Aim of the exercise
Your answer should consist of every line from the records that holds the string "JSON".

Page and application data records

+ + + +

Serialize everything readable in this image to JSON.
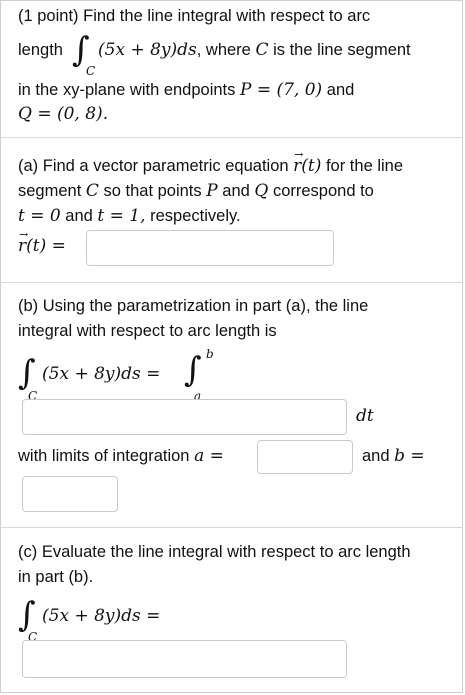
{
  "header": {
    "points": "(1 point)",
    "instruction": "Find the line integral with respect to arc",
    "length_word": "length",
    "integrand": "(5x + 8y)ds",
    "where_text": ", where",
    "curve": "C",
    "is_segment": "is the line segment",
    "plane_text": "in the xy-plane with endpoints",
    "P_def": "P = (7, 0)",
    "and_word": "and",
    "Q_def": "Q = (0, 8)."
  },
  "part_a": {
    "line1": "(a) Find a vector parametric equation",
    "rt": "r(t)",
    "line1_end": "for the line",
    "line2a": "segment",
    "line2b": "so that points",
    "line2c": "and",
    "line2d": "correspond to",
    "t0": "t = 0",
    "and_word": "and",
    "t1": "t = 1,",
    "respectively": "respectively.",
    "answer_label": "r(t) ="
  },
  "part_b": {
    "line1": "(b) Using the parametrization in part (a), the line",
    "line2": "integral with respect to arc length is",
    "lhs": "(5x + 8y)ds =",
    "lower_c": "C",
    "upper_b": "b",
    "lower_a": "a",
    "dt": "dt",
    "limits_text": "with limits of integration",
    "a_eq": "a =",
    "b_text": "and",
    "b_eq": "b ="
  },
  "part_c": {
    "line1": "(c) Evaluate the line integral with respect to arc length",
    "line2": "in part (b).",
    "lhs": "(5x + 8y)ds =",
    "lower_c": "C"
  }
}
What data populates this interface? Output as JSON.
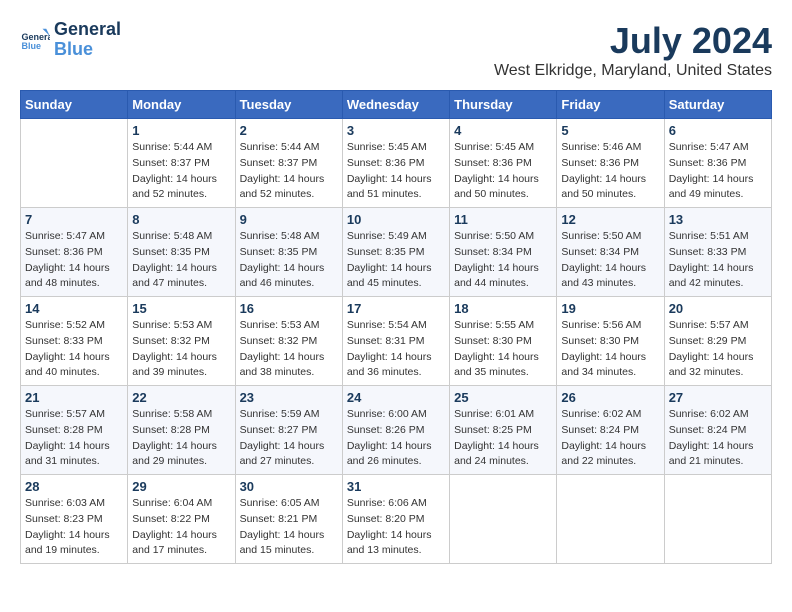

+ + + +

Reply
Serialize everything readable in this image to JSON.
What data populates this interface? Output as JSON.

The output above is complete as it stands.